Why do you like writing for teens?
I just think they’re cool people to write for. Once you hit adulthood, it gets so boring, It’s all about working and mortgages and kids and taxes and caring about the Budget deficit and death. I don’t ever want to grow up. It’s so unoriginal.
Rockoholic is a stand-alone book – do you prefer writing stand alone stories, and what challenges do you face writing them?

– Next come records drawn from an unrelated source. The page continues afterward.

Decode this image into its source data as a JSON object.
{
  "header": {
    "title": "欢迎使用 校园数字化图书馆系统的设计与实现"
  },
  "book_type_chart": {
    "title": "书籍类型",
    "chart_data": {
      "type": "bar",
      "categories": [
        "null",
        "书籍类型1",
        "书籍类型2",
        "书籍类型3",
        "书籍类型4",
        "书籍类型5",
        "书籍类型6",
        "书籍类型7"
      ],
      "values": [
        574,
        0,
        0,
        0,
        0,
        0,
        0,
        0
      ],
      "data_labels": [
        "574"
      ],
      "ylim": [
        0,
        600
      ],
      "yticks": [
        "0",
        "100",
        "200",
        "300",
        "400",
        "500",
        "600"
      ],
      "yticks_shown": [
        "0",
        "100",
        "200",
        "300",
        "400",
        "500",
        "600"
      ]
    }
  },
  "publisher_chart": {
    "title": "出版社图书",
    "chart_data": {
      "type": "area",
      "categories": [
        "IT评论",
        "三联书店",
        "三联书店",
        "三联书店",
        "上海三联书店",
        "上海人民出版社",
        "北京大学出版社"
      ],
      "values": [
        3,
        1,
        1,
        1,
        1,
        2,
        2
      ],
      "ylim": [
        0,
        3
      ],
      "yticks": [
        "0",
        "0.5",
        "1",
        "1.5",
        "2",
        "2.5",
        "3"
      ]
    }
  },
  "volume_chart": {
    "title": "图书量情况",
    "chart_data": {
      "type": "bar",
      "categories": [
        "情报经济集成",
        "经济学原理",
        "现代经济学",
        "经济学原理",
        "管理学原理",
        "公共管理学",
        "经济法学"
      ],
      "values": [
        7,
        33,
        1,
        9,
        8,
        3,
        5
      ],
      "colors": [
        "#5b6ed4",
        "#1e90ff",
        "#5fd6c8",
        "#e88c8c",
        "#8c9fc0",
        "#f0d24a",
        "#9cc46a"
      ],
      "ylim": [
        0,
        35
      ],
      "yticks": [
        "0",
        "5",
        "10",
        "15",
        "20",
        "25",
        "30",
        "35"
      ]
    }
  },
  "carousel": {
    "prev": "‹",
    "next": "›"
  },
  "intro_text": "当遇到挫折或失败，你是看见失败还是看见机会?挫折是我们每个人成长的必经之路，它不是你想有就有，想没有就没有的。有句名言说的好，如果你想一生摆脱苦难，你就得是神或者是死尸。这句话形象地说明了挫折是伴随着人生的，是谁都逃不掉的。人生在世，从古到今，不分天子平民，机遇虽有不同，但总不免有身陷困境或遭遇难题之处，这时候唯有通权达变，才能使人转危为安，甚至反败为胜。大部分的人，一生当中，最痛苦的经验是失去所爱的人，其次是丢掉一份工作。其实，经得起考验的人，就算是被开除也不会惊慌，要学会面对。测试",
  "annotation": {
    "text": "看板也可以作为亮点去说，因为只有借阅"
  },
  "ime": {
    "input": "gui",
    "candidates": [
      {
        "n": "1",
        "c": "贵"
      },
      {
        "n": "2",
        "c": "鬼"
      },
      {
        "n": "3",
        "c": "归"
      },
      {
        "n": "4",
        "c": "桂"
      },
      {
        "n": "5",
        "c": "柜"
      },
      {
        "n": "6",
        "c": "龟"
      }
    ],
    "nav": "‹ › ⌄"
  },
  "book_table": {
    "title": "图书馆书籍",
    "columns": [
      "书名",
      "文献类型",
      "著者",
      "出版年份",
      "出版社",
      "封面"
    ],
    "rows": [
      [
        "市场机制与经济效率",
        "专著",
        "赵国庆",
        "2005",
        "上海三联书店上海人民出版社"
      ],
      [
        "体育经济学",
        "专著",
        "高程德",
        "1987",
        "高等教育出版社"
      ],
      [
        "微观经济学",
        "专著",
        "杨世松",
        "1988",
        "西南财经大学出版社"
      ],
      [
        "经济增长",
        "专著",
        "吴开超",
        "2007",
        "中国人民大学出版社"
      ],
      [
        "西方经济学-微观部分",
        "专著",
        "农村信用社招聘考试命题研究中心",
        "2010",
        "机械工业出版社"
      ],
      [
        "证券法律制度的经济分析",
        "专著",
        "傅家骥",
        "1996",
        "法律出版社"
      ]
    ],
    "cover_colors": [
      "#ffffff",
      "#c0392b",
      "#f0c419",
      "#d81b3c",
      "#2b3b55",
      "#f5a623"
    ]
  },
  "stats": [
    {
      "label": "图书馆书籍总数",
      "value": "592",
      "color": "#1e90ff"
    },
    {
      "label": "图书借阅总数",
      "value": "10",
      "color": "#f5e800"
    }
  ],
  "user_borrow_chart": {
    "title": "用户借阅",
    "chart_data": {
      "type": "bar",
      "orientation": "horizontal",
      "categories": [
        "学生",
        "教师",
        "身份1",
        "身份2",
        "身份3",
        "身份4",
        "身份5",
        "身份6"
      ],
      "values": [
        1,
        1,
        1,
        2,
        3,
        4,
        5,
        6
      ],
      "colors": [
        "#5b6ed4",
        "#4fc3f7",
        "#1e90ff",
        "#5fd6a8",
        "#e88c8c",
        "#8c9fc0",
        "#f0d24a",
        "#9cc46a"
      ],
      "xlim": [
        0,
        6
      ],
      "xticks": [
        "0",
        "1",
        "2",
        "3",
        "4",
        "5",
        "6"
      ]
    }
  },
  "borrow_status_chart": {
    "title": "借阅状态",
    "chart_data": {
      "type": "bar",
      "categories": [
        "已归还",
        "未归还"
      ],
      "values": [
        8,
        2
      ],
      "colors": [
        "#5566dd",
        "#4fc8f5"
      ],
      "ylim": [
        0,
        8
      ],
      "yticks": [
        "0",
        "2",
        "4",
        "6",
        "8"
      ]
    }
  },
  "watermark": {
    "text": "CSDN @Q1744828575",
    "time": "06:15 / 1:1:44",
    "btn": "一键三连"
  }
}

I prefer stand alone stories because I have so many ideas they all deserve books of their own. I don’t have the patience or intelligence to write a trilogy or series. The challenges I face are usually based on self doubt. But when I read a review that someone found it funny or it brightened someone’s day, it makes it all worthwhile. I try not to read the bad reviews because they make me doubt myself all over again and that’s never good for a writer. That’s a big challenge actually, not reading the reviews. Someone asked me the other day if I could envisage writing a sequel to Pretty Bad Things and if I did, would I tone it down to appease those offended by Paisley’s behaviour in the first book. That book was designed to offend the people it offends and I couldn’t be happier with it but it sometimes smarts a bit when people tell you your baby’s ugly. Nevertheless, I said if I did write the sequel, the content would get worse and Paisley’s behaviour in the first book will look like missionary work compared to what I’ve got planned for her in the next.
I think it’s very difficult to write a genuinely funny book (which Rockoholic is!) – do you have any tips for writing with humour? Were there any parts you struggled writing?
I come from a family of very funny people, all of whom are older than me and funnier than me, so as I’ve grown up I’ve constantly strived to make myself be heard and make people laugh at things I say to impress them, so I think it’s down to my family. My dad, for instance, was the kind of dude who if you gave him a subject, any subject in the world, he could tell you a joke about it. And it would actually be funny too. I don’t like writing sad scenes. I absolutely hated writing the scene with Cree in the pond. I wrote that entire scene sobbing my heart out.
The book is very British I think in its voice, use of slang etc – how important was that for you?
It was very important that the book be very Brit-centric because, despite all this country’s faults, I really love it here and I couldn’t live anywhere else. My first book, Pretty Bad Things, was a love letter to America that didn’t get there, and this one was a love letter to Britain and to rock and roll and I think it arrived safe and sound.
Your chapter headings were very clever and funny – how did you come up with them?
I’m just a pun machine.
Thanks CJ! Feel free to join me following CJ on Twitter: @CeejaytheAuthor